(Data about app and page elements)

○ ○ ○ ○ ○

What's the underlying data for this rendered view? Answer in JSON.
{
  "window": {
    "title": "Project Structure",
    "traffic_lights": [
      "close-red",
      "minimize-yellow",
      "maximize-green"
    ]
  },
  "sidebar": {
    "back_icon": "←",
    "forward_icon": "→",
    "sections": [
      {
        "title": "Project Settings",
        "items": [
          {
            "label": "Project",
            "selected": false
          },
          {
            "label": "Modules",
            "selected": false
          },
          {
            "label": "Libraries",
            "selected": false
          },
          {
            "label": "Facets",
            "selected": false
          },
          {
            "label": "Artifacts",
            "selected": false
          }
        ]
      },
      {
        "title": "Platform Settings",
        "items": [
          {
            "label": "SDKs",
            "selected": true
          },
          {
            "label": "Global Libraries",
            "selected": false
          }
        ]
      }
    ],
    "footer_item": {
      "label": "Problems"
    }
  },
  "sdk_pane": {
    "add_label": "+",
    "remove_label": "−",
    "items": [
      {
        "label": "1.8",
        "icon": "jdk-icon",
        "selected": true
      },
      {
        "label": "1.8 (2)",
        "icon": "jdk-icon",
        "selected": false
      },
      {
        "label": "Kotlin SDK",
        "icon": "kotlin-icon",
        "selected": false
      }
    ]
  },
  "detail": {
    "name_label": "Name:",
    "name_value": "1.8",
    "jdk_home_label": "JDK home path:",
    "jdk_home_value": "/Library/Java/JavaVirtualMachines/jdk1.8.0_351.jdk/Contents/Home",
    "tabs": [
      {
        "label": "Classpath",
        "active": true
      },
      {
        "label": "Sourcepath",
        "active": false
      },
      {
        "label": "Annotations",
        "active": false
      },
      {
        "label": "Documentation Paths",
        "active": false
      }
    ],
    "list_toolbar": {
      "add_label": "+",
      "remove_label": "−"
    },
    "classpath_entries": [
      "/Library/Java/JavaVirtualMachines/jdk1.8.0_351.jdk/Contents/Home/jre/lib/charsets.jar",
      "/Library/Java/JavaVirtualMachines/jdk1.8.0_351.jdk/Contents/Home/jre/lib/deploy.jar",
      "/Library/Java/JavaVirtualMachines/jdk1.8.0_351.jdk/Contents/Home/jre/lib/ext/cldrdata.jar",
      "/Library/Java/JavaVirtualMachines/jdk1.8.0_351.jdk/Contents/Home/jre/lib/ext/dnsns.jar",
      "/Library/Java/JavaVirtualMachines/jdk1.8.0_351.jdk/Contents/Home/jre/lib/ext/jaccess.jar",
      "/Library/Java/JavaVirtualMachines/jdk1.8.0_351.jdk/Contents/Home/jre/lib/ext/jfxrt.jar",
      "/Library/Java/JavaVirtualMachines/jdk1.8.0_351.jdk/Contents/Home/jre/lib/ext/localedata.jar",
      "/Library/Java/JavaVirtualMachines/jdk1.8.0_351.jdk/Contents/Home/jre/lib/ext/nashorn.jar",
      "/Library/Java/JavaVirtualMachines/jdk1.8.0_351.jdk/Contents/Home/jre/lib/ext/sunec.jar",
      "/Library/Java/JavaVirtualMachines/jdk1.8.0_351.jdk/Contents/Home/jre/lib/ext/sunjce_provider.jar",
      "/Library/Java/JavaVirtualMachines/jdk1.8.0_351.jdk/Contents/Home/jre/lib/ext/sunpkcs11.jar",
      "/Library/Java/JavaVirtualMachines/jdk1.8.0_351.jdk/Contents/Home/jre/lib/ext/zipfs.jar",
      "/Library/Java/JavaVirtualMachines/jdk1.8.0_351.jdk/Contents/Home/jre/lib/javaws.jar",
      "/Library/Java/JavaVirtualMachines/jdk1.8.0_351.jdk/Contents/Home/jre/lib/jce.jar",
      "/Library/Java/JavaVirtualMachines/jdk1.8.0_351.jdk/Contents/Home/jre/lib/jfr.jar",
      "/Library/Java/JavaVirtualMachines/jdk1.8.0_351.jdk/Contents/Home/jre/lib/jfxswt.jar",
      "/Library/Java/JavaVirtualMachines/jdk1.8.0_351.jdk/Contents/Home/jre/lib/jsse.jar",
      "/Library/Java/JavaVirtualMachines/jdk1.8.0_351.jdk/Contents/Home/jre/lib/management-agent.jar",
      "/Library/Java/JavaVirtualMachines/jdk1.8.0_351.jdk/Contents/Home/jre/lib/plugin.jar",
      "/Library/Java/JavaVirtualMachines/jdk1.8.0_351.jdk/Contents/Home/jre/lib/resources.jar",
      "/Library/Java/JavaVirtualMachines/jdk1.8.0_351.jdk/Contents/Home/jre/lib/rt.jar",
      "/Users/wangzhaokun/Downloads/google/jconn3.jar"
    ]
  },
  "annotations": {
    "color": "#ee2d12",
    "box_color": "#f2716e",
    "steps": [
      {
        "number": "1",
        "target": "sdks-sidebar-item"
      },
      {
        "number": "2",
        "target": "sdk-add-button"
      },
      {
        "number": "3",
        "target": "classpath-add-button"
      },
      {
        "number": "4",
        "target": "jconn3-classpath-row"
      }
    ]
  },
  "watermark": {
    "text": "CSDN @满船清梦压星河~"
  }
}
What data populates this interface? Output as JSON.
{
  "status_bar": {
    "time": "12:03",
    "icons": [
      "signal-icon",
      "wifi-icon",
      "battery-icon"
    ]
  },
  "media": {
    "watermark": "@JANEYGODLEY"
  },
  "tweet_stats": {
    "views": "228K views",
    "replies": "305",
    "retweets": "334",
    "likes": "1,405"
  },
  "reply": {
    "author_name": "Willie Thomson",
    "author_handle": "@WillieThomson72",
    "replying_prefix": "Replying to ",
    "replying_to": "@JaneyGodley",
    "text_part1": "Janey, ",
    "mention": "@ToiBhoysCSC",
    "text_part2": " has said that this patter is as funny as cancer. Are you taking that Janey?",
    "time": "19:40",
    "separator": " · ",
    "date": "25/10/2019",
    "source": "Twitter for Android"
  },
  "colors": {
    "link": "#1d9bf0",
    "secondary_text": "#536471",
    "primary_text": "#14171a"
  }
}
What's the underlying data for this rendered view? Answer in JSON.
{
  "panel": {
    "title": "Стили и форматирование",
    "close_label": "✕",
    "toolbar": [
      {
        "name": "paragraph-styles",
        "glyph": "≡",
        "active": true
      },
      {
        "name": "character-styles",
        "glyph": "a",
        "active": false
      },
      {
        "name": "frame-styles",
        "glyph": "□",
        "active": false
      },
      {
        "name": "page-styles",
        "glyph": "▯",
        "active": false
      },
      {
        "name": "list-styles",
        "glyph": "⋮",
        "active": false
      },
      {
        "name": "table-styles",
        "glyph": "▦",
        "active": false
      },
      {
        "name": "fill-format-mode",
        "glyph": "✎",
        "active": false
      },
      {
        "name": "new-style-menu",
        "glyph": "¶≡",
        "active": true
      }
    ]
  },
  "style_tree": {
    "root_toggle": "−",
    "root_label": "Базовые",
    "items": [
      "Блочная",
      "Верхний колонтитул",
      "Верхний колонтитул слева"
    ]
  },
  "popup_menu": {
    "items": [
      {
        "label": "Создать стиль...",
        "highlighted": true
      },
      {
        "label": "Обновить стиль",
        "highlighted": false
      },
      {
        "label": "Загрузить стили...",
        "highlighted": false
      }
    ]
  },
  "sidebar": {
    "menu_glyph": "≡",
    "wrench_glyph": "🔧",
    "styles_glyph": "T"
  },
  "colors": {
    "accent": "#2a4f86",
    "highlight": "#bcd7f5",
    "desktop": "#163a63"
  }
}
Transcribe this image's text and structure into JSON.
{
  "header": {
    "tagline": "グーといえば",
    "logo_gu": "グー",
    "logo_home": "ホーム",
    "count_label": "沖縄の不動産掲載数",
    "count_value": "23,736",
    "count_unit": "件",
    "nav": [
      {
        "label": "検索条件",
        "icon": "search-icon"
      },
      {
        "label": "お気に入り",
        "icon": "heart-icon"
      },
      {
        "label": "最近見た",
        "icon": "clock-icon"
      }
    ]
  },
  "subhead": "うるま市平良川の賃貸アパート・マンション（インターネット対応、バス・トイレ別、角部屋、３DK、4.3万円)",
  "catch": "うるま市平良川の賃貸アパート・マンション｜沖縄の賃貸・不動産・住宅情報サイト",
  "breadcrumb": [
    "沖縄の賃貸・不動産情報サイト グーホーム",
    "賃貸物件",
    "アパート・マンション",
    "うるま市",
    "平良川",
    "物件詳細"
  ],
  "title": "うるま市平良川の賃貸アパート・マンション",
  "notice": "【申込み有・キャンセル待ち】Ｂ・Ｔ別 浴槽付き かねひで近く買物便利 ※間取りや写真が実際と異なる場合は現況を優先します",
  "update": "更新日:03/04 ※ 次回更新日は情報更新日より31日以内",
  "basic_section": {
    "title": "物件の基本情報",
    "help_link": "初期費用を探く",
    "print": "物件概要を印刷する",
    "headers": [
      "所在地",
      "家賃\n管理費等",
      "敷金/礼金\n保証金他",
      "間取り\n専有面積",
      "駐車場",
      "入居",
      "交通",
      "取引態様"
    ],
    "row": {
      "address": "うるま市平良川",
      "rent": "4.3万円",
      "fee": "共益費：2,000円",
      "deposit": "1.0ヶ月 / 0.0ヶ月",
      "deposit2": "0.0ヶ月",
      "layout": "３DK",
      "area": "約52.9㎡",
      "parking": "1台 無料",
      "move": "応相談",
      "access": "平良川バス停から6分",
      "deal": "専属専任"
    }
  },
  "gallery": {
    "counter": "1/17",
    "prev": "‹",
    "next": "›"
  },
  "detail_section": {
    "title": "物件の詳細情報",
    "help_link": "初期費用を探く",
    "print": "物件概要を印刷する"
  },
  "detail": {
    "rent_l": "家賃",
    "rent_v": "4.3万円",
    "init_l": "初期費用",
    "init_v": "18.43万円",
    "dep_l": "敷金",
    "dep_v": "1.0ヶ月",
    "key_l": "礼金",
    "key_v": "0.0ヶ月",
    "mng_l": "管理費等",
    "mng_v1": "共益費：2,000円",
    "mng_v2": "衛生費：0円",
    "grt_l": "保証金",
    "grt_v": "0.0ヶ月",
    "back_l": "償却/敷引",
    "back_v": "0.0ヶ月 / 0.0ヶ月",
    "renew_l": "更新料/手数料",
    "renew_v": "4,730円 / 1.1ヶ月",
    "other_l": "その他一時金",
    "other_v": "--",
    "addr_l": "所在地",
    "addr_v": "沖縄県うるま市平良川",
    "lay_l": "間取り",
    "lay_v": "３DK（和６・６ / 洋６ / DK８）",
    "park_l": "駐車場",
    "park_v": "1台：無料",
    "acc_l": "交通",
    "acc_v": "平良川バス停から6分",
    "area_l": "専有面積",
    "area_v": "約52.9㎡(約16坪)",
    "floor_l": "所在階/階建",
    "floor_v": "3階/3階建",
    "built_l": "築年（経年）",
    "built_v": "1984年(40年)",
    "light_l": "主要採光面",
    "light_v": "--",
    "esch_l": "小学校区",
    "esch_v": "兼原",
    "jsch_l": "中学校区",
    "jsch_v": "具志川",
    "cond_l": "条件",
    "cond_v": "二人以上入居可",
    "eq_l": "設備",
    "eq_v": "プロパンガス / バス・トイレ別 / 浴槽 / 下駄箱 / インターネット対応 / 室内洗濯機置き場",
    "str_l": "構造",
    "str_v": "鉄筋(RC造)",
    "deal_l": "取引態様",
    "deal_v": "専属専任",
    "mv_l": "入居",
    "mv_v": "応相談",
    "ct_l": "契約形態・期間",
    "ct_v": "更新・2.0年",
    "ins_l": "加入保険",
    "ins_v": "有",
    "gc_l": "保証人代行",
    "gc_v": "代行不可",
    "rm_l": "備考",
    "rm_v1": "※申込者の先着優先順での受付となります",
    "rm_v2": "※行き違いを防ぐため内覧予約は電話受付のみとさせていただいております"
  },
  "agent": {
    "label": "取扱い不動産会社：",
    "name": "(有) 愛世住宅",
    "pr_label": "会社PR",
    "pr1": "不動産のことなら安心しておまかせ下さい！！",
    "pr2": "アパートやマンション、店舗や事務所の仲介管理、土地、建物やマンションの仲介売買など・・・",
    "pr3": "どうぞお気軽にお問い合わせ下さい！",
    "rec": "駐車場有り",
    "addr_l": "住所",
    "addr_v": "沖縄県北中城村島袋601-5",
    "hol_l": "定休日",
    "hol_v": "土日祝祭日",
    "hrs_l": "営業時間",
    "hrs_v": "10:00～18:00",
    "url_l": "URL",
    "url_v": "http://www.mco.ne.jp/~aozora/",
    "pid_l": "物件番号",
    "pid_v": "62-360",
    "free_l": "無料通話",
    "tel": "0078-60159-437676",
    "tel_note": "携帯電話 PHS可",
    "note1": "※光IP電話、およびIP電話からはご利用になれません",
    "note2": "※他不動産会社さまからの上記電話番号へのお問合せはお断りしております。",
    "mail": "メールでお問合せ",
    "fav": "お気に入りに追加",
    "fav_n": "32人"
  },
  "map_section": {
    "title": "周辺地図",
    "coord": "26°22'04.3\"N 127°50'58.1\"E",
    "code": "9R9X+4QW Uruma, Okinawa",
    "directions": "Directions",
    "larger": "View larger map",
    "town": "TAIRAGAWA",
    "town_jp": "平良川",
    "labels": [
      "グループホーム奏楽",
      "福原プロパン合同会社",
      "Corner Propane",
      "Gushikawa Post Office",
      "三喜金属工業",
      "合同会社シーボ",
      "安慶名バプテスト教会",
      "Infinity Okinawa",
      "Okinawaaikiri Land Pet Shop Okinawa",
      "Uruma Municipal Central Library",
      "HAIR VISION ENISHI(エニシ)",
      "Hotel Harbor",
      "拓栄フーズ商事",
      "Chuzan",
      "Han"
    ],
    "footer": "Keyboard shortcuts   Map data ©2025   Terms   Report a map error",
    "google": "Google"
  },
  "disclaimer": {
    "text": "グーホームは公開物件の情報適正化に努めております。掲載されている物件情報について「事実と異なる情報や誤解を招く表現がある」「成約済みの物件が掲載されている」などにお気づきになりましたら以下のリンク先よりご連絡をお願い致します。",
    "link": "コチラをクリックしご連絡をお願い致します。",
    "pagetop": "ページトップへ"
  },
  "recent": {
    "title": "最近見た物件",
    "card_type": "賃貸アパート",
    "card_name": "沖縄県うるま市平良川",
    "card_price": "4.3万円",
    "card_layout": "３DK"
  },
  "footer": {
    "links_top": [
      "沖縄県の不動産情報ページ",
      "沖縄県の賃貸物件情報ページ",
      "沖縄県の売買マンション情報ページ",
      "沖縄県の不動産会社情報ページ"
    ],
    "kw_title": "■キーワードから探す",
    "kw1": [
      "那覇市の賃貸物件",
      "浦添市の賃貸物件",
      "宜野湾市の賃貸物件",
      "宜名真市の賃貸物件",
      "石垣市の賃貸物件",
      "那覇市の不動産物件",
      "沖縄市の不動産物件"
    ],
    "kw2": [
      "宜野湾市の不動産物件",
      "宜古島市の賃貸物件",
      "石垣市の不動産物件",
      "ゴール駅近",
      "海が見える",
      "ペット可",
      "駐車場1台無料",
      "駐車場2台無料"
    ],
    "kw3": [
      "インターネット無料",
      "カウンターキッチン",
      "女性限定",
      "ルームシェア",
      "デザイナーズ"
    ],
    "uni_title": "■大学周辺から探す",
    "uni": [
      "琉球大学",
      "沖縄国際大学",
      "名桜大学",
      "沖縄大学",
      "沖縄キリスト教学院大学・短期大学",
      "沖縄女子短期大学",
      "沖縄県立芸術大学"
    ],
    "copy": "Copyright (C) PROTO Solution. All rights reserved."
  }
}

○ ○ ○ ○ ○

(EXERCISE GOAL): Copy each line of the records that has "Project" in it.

(YOUR RESPONSE):
    "title": "Project Structure",
        "title": "Project Settings",
            "label": "Project",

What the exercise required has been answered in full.